Bohemian Rhapsody (2018)
I don’t see many biopics and even fewer musical ones but Queen, or more specifically Freddie Mercury, has always captivated me so I decided to check this movie out. Freddie Mercury was acted very well, some of the supporting actors were also pretty solid, and the music was great, of course. But there is one thing that started gnawing at me early on and only got worse. For me, a movie of this nature is only the beginning; the first thing I did when I finished it was to google Queen and Freddie Mercury and start reading. And at that point, I quickly understood where that disconcerting feeling had been coming from.

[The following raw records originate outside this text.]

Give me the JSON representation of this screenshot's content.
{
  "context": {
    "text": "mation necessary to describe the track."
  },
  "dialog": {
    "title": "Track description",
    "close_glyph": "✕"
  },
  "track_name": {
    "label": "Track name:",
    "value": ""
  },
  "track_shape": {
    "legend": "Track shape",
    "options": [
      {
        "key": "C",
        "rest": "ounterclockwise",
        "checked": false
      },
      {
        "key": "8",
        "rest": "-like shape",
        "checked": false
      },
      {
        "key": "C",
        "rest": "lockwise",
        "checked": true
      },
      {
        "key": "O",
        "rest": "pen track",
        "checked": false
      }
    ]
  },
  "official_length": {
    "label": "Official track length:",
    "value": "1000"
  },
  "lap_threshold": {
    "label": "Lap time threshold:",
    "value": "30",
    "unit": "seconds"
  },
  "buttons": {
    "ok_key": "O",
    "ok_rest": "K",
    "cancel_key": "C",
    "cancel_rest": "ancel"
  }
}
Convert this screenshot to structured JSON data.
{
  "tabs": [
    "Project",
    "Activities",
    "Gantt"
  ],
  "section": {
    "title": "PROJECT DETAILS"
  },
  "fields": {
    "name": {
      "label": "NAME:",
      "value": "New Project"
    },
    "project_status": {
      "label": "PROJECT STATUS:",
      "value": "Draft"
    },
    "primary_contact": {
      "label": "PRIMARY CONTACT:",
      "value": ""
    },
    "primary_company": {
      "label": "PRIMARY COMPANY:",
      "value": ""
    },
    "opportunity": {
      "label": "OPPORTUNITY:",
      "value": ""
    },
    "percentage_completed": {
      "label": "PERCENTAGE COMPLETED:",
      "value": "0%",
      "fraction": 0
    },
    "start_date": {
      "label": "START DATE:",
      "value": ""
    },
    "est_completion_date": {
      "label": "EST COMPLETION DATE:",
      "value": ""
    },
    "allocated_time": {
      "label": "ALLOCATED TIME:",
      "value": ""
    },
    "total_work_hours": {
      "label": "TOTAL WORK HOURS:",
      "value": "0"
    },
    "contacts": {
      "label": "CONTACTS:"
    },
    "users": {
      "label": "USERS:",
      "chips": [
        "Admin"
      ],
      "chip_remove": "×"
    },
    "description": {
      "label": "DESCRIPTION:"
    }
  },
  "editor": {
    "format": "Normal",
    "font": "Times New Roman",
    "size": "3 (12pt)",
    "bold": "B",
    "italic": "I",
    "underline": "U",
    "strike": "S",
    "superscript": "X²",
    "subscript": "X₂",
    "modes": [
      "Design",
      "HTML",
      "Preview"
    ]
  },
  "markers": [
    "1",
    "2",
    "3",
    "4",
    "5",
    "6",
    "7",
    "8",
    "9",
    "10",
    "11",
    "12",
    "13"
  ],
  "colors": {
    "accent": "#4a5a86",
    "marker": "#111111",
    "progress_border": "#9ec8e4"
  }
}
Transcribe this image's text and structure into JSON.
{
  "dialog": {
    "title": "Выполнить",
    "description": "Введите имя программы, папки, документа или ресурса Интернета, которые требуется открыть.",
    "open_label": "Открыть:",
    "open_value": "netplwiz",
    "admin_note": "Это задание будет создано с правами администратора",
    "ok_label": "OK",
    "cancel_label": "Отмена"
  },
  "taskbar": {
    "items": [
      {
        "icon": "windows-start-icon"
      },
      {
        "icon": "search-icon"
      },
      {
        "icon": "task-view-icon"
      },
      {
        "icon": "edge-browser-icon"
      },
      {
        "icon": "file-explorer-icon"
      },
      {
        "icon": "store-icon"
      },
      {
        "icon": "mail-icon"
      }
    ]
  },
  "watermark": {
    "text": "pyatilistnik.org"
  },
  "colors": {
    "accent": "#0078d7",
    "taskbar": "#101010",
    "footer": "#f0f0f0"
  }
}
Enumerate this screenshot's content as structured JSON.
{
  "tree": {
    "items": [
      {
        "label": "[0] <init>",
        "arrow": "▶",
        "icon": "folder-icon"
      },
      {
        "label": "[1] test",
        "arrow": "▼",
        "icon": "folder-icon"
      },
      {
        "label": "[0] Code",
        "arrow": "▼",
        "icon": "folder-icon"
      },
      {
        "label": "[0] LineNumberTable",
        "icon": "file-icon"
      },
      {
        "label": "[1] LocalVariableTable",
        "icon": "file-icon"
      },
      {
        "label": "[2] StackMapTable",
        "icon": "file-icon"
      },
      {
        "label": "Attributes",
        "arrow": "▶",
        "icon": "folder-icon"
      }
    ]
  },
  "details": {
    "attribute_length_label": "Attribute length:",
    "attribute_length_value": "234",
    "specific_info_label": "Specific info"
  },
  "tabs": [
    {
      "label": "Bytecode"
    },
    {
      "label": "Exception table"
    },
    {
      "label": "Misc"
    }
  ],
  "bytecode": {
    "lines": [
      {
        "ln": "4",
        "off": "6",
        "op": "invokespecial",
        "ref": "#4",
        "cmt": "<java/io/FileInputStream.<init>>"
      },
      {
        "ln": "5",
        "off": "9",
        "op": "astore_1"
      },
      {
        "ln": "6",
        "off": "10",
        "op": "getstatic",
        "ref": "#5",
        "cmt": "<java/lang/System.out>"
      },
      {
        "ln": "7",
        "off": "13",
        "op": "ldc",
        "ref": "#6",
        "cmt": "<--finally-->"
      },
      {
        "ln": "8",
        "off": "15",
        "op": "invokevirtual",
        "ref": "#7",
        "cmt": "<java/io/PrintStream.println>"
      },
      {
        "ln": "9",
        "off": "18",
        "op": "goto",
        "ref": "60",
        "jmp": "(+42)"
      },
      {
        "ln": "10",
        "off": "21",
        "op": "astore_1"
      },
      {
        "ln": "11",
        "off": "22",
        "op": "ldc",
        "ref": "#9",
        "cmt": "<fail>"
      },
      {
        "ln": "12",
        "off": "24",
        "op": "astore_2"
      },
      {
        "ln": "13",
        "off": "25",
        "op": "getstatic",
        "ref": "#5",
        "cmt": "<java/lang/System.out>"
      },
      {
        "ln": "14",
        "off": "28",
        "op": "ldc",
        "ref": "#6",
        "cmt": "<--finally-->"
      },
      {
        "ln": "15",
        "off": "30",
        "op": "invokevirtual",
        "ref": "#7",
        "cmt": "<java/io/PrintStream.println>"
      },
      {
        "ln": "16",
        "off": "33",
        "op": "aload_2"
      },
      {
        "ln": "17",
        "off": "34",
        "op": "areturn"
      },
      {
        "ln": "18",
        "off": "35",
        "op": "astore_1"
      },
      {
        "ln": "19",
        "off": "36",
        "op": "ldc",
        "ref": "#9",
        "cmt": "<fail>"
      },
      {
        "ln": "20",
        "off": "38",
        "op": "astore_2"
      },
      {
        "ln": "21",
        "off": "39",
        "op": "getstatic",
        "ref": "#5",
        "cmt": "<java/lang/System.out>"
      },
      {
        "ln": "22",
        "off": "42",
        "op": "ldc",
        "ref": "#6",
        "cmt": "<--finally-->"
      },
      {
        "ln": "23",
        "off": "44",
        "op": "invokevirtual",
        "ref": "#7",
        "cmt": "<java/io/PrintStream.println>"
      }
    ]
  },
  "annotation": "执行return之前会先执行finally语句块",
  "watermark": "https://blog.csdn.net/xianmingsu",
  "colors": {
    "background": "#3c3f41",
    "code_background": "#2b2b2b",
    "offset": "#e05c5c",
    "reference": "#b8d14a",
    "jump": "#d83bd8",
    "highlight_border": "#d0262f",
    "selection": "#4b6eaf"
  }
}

Why? The movie changed a lot of facts for no apparent reason and based on my reading, it may have done the same with some of the less quantifiable aspects of who Mercury actually was as well. I didn’t find anything written about why most of these liberties were taken with the history of a man and the band that rode his legendary star power from very likely obscurity to “fame and fortune.” But I can’t help but feel like maybe it has to do with that old quote about history being written by the winners, applied to this particular situation on the basis of who is still alive and who is not. I’m not going to go into all the discrepancies I noticed because I don’t want to ruin the movie for anyone but there were quite a few if much of what I read had any credibility at all.
I don’t know how much of a hand the surviving band members had in making this movie but I understand it had to be made in such a way as to garner their approval so they would allow the music to be used – obviously an essential element. And I think that is probably the likeliest explanation of why the movie almost seemed to be trying to alter the characters involved to make the balance of the situation appear different. I get it; there were band members besides Freddie Mercury. To highlight their contributions would have been fine. But to cast unjustified aspersions on Mercury’s memory in an attempt to make others appear more significant or more responsible for the band’s otherworldly success does give off a hint of sour grapes. I would still say the movie is worth seeing for the combination of some very capable acting and the fun of seeing the music performed. But the whole thing did leave me with a funny taste in my mouth and the more I read about the real story the movie was based on, the more I realized why.